§ WORK REQUIRED
Filter the records for lines holding the string "Bullermyren".

──────── DATA PROVIDED ────────

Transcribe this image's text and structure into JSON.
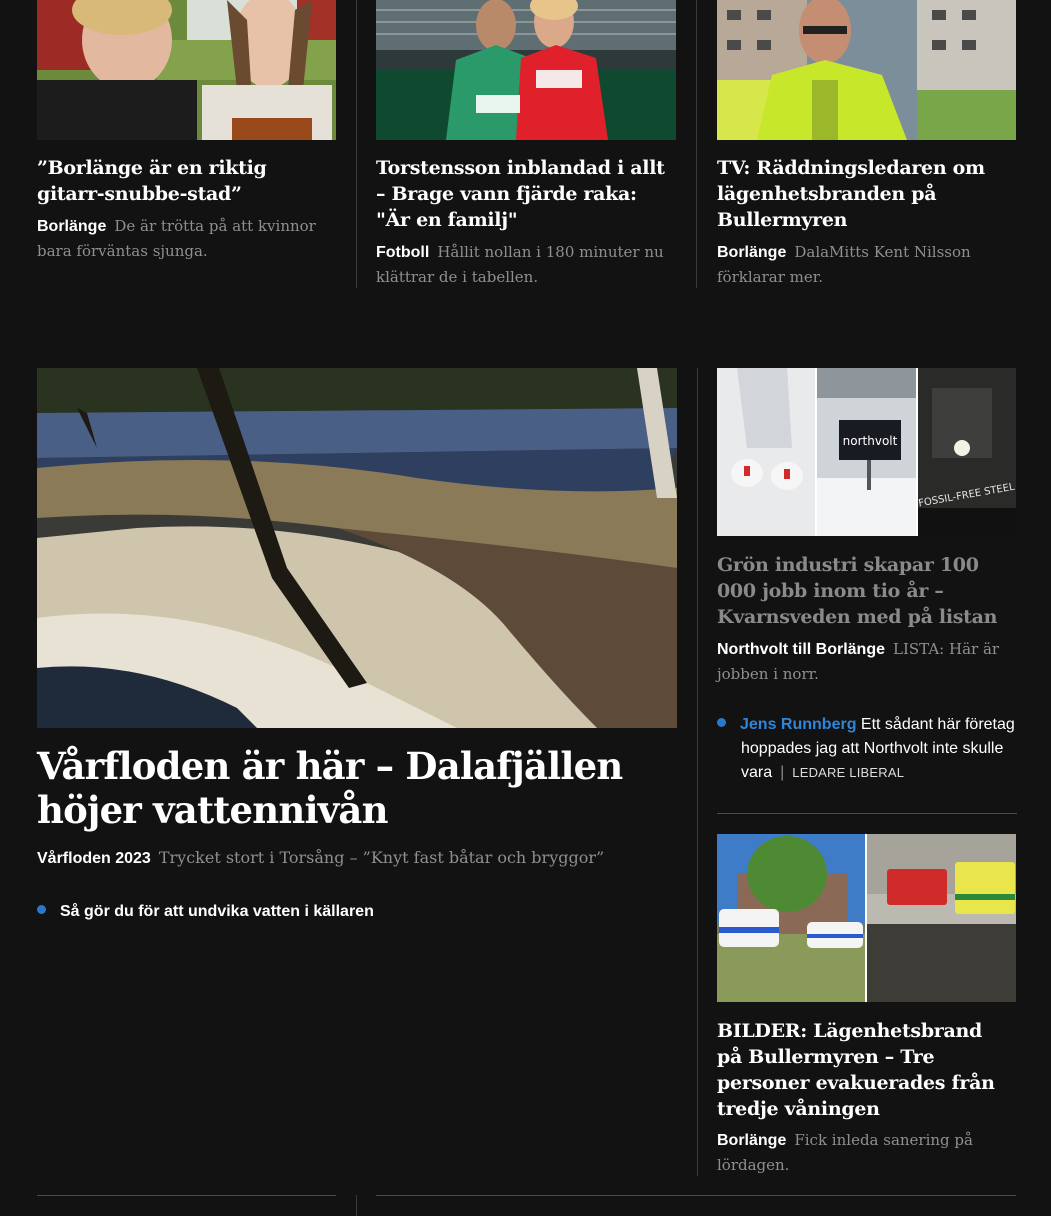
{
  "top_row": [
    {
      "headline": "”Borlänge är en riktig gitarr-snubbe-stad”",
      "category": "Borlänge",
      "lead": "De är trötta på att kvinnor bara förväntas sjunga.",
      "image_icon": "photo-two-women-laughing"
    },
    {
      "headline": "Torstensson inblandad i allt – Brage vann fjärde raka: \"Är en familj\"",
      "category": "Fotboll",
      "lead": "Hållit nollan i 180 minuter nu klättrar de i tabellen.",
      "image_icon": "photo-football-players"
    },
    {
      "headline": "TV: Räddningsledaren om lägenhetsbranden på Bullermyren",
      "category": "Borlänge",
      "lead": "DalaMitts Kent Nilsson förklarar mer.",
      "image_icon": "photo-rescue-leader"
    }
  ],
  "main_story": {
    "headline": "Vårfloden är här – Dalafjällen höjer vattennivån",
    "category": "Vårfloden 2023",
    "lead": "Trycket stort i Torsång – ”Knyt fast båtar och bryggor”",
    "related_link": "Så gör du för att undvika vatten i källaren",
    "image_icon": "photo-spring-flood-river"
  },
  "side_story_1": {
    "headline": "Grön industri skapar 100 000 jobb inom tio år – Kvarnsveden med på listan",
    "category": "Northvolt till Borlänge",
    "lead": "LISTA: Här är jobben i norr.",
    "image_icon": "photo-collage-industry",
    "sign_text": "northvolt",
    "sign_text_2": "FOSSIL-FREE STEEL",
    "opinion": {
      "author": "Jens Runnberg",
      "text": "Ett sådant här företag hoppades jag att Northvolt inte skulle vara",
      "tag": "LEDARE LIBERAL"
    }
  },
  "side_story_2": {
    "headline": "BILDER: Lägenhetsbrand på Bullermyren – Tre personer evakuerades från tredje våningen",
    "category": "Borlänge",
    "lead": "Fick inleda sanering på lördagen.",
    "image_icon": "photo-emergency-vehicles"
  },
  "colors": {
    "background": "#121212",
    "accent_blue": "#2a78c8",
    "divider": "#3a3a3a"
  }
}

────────
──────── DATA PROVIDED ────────

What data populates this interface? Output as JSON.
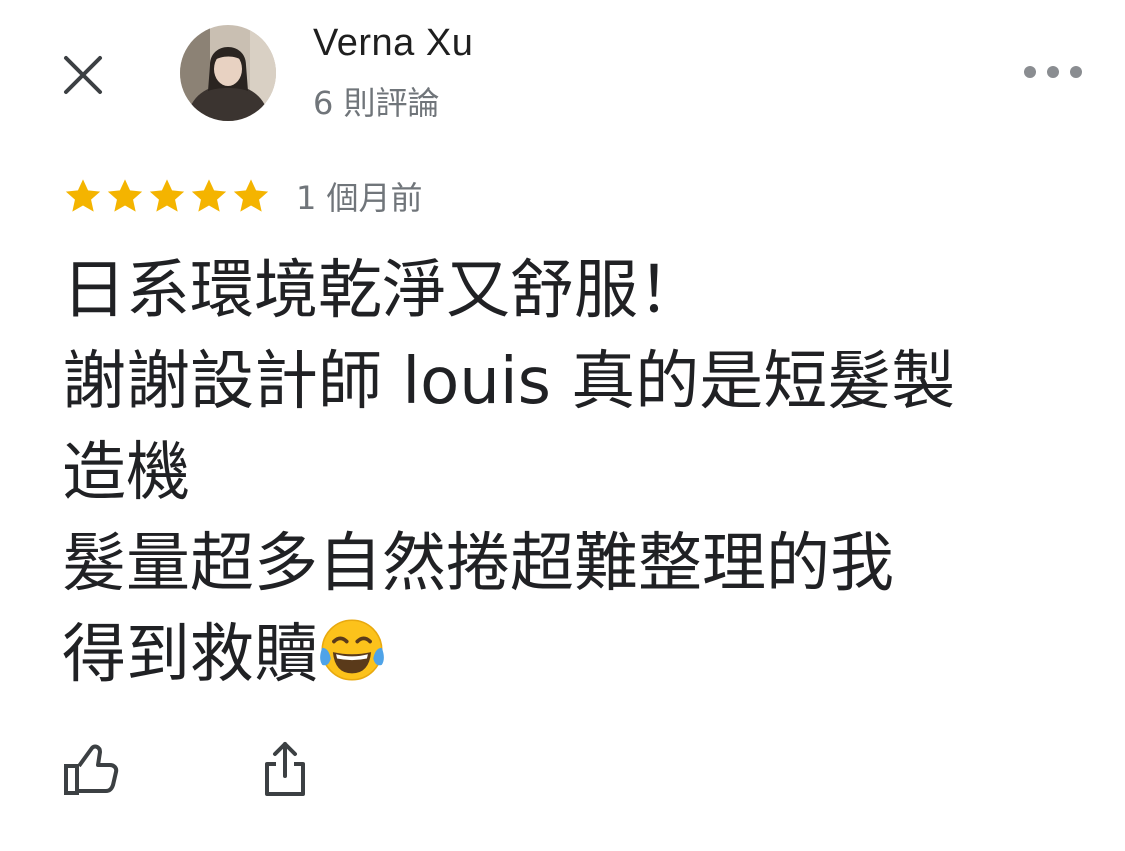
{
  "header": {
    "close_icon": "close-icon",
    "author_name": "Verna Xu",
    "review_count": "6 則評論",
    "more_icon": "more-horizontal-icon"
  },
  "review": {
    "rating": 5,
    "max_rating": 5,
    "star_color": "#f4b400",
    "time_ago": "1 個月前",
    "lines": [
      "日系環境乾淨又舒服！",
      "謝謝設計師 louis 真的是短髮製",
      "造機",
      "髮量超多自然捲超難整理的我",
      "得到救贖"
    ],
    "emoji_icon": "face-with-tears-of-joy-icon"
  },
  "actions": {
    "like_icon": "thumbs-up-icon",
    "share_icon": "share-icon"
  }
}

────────

§ EXERCISE ANSWER
      "headline": "TV: Räddningsledaren om lägenhetsbranden på Bullermyren",
    "headline": "BILDER: Lägenhetsbrand på Bullermyren – Tre personer evakuerades från tredje våningen",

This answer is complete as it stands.